“I ran to get help!”

“Help came and you weren’t here!”

_ _

The tears made pools in her eyes. Her friend was taken to the hospital while she rode home alone, vision clouded with rolling water, the sounds of that condemning kid re-playing in her ears. The paramedics didn’t so much as ask to see her back. She thought it would have proved that she didn’t do it on purpose. How could they all think that?

Even so, when her friend had gotten home, she wouldn’t speak to her. It was a very long time before she’d get to play with her again.


#37

I honestly didn’t know anyone played this. I’ve asked people before but nobody knew what I was talking about.


#38

This feels like a moment where you think back and knew you could’ve said something differently and get angry at yourself.

I hate that kid


#39

Didn’t those idiots see you going for help?


#40

I remember there were more people there after I got back. I didn’t see the kid I sent off to go ring house bells, and I don’t know who that other kid was. It honestly was as if everyone thought I did it purposefully, and that the tire was not meant to be spun but only swung back and forth like a typical swing…and I should know better. The tire hung down horizontally and you’d put your butt in the hole and your legs on either side of one of the chains. The three chains were attached to a giant nut about the size of a dinner plate on a metal bar overhead. It didn’t actually “break” that I could tell…looking back on it later in life it appeared to me that the thing simply unscrewed itself from the beam during the spins.

The tire attachment eventually got replaced with an all-new apparatus that was not a nut o could unscrew, but to this day I think people honestly thought I did that on purpose as some kind of cruel joke.

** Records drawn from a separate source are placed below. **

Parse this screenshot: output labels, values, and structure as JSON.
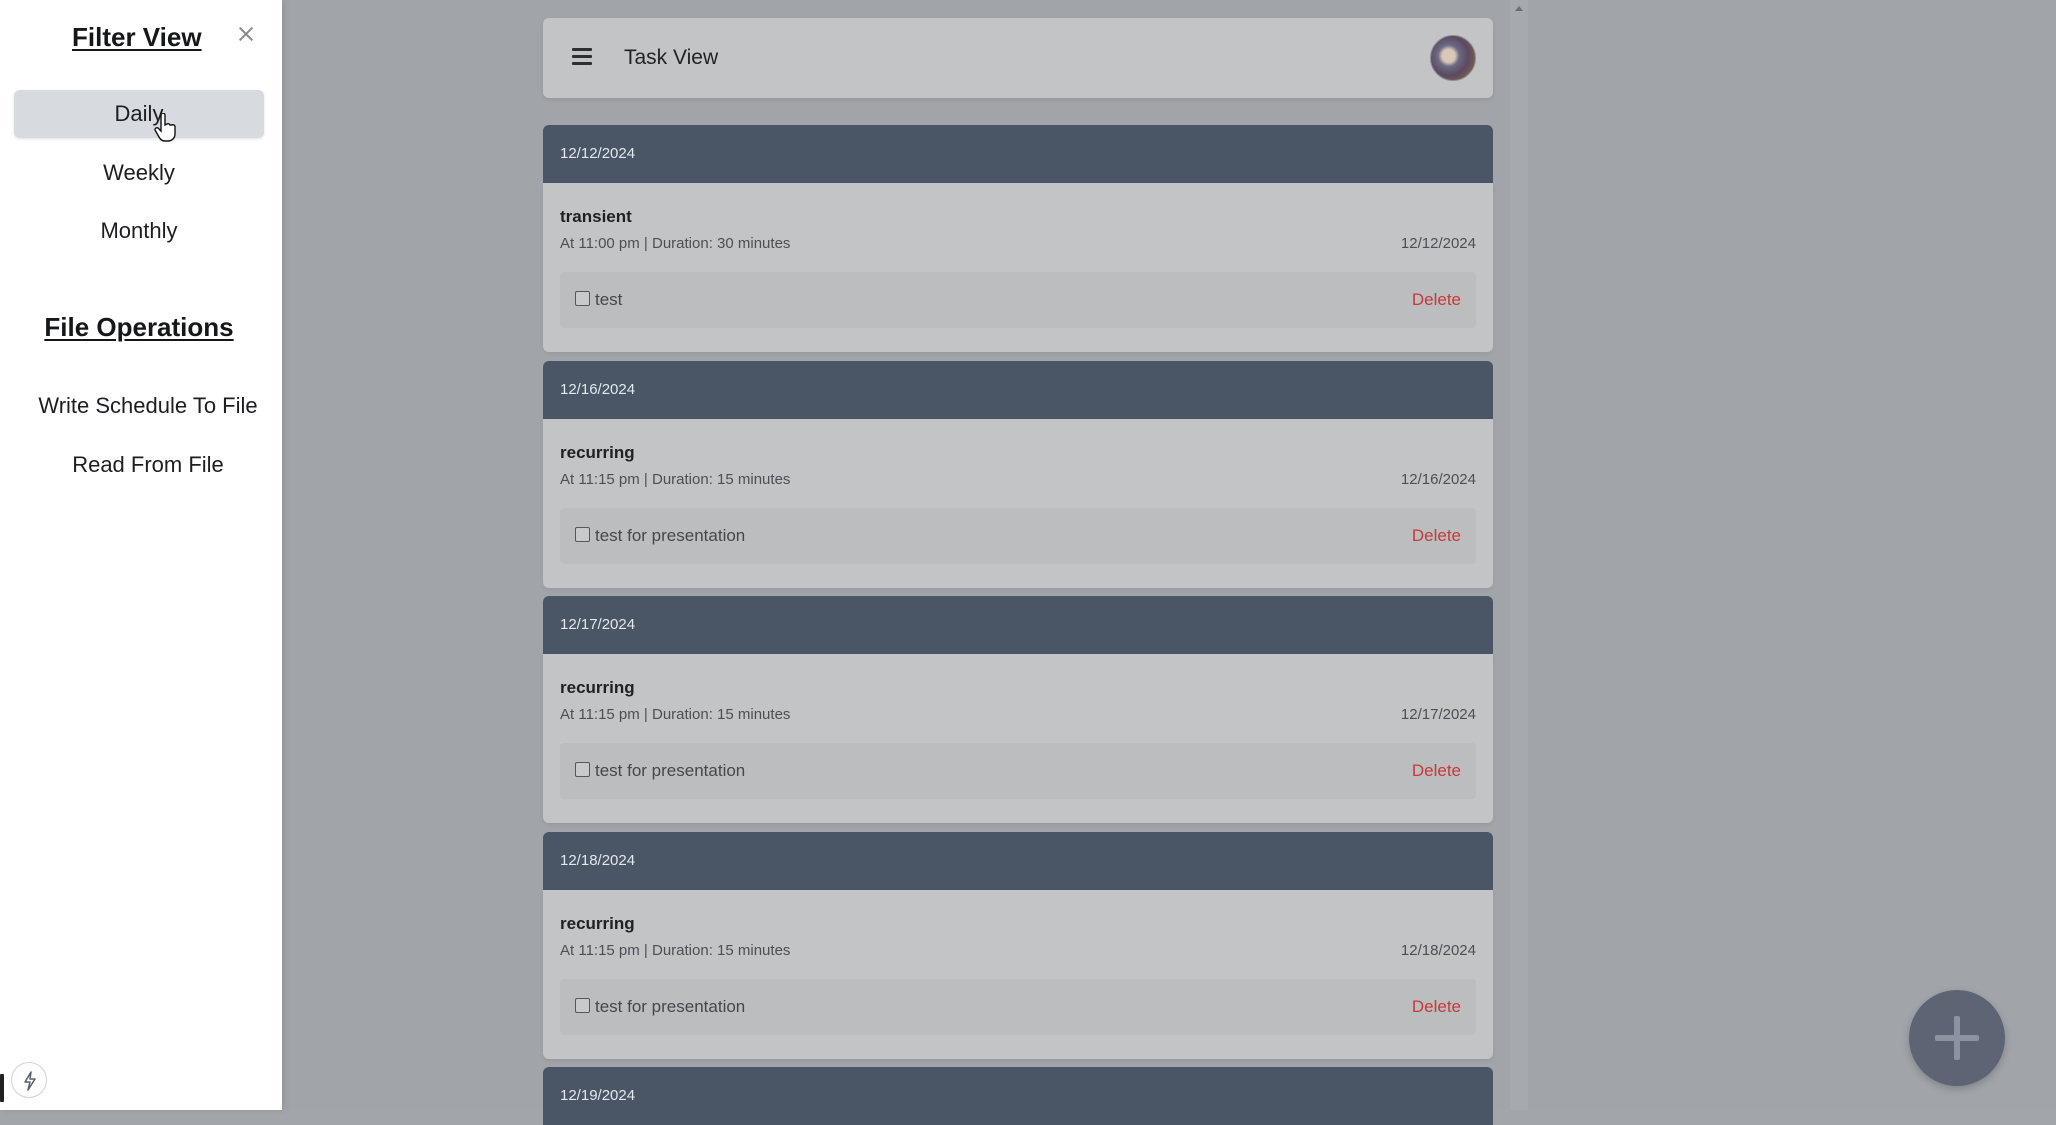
{
  "drawer": {
    "title": "Filter View",
    "filters": [
      {
        "label": "Daily",
        "active": true
      },
      {
        "label": "Weekly",
        "active": false
      },
      {
        "label": "Monthly",
        "active": false
      }
    ],
    "file_section_title": "File Operations",
    "file_ops": [
      "Write Schedule To File",
      "Read From File"
    ]
  },
  "header": {
    "title": "Task View",
    "menu_icon": "hamburger-icon",
    "avatar": "user-avatar"
  },
  "days": [
    {
      "date": "12/12/2024",
      "task": {
        "name": "transient",
        "meta": "At 11:00 pm | Duration: 30 minutes",
        "date": "12/12/2024"
      },
      "subtask": {
        "label": "test",
        "checked": false,
        "action": "Delete"
      }
    },
    {
      "date": "12/16/2024",
      "task": {
        "name": "recurring",
        "meta": "At 11:15 pm | Duration: 15 minutes",
        "date": "12/16/2024"
      },
      "subtask": {
        "label": "test for presentation",
        "checked": false,
        "action": "Delete"
      }
    },
    {
      "date": "12/17/2024",
      "task": {
        "name": "recurring",
        "meta": "At 11:15 pm | Duration: 15 minutes",
        "date": "12/17/2024"
      },
      "subtask": {
        "label": "test for presentation",
        "checked": false,
        "action": "Delete"
      }
    },
    {
      "date": "12/18/2024",
      "task": {
        "name": "recurring",
        "meta": "At 11:15 pm | Duration: 15 minutes",
        "date": "12/18/2024"
      },
      "subtask": {
        "label": "test for presentation",
        "checked": false,
        "action": "Delete"
      }
    },
    {
      "date": "12/19/2024"
    }
  ],
  "colors": {
    "day_header_bg": "#4a5566",
    "delete": "#c6393c",
    "fab": "#5d6575"
  },
  "fab_icon": "plus-icon"
}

I don’t know what really happened to Rainey…how hurt she was. I know she hurt her back pretty bad but she did come home I think same day. Nothing was really ever the same between Bree, Rainey, and I after that.